Activity: Write out each record exactly and skip every image.

<<<<

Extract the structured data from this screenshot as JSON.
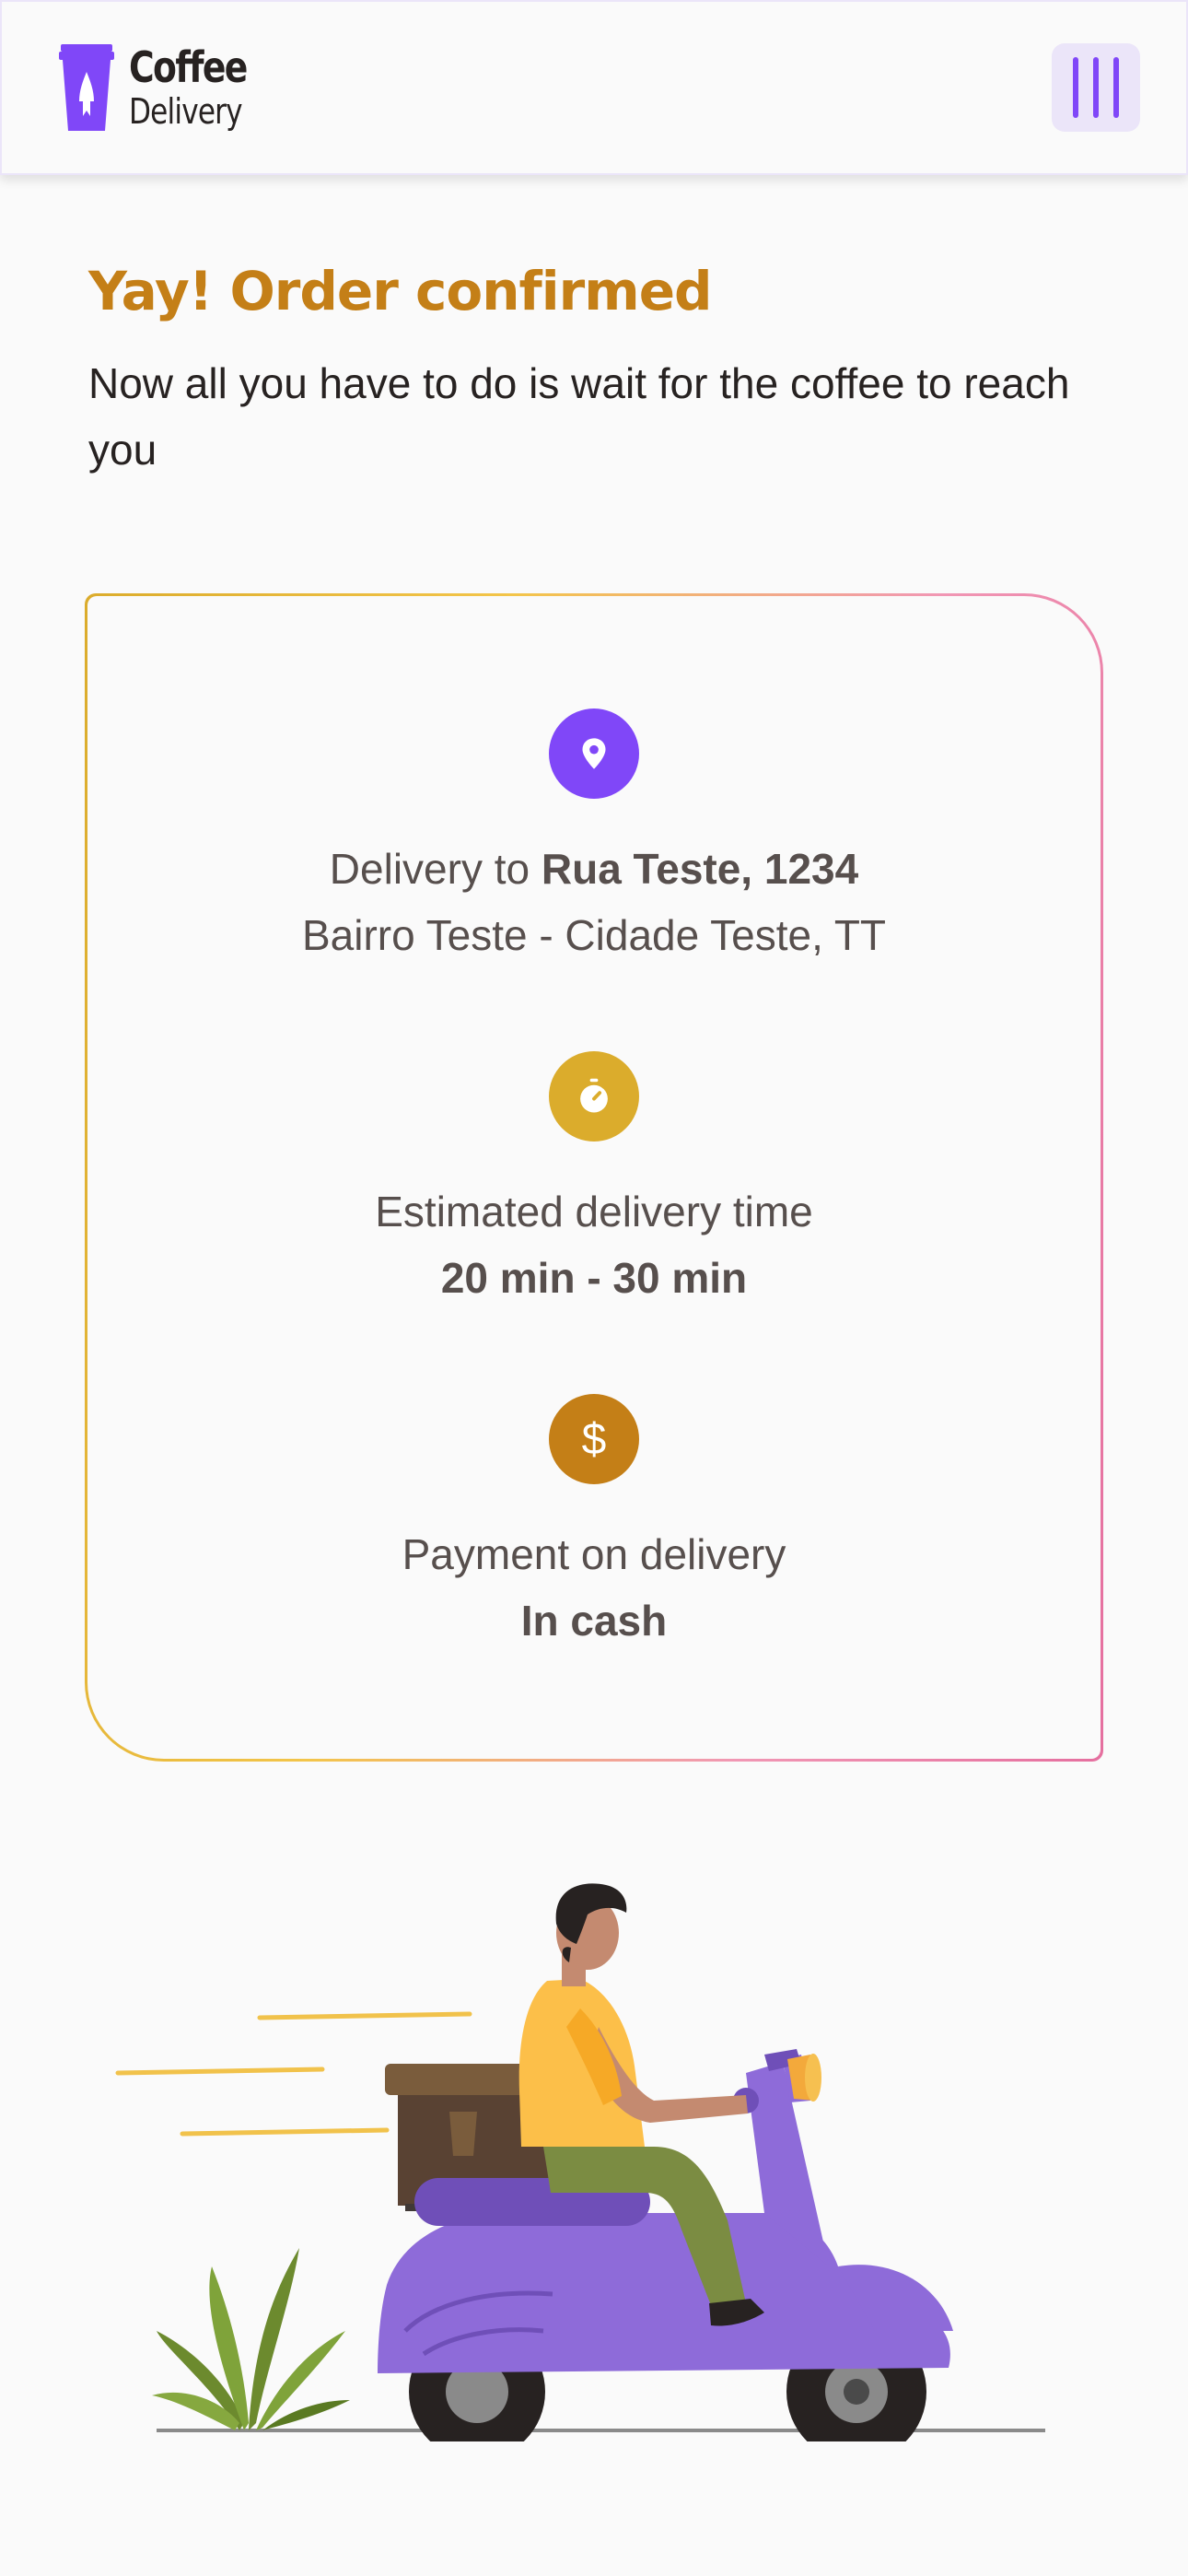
{
  "header": {
    "logo_title": "Coffee",
    "logo_subtitle": "Delivery",
    "menu_icon": "menu-bars-icon"
  },
  "confirmation": {
    "title": "Yay! Order confirmed",
    "subtitle": "Now all you have to do is wait for the coffee to reach you"
  },
  "details": {
    "delivery": {
      "icon": "map-pin-icon",
      "prefix": "Delivery to ",
      "address": "Rua Teste, 1234",
      "area": "Bairro Teste - Cidade Teste, TT"
    },
    "time": {
      "icon": "timer-icon",
      "label": "Estimated delivery time",
      "value": "20 min - 30 min"
    },
    "payment": {
      "icon": "dollar-icon",
      "label": "Payment on delivery",
      "value": "In cash"
    }
  },
  "colors": {
    "brand_purple": "#8047f8",
    "brand_yellow": "#c47f17",
    "yellow_icon": "#dbac2c",
    "text": "#574f4d",
    "background": "#fafafa"
  },
  "illustration": {
    "icon": "delivery-scooter-illustration"
  }
}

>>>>

Solution:
Extract the structured data from this screenshot as JSON.
{
  "header": {
    "logo_title": "Coffee",
    "logo_subtitle": "Delivery",
    "menu_icon": "menu-bars-icon"
  },
  "confirmation": {
    "title": "Yay! Order confirmed",
    "subtitle": "Now all you have to do is wait for the coffee to reach you"
  },
  "details": {
    "delivery": {
      "icon": "map-pin-icon",
      "prefix": "Delivery to ",
      "address": "Rua Teste, 1234",
      "area": "Bairro Teste - Cidade Teste, TT"
    },
    "time": {
      "icon": "timer-icon",
      "label": "Estimated delivery time",
      "value": "20 min - 30 min"
    },
    "payment": {
      "icon": "dollar-icon",
      "label": "Payment on delivery",
      "value": "In cash"
    }
  },
  "colors": {
    "brand_purple": "#8047f8",
    "brand_yellow": "#c47f17",
    "yellow_icon": "#dbac2c",
    "text": "#574f4d",
    "background": "#fafafa"
  },
  "illustration": {
    "icon": "delivery-scooter-illustration"
  }
}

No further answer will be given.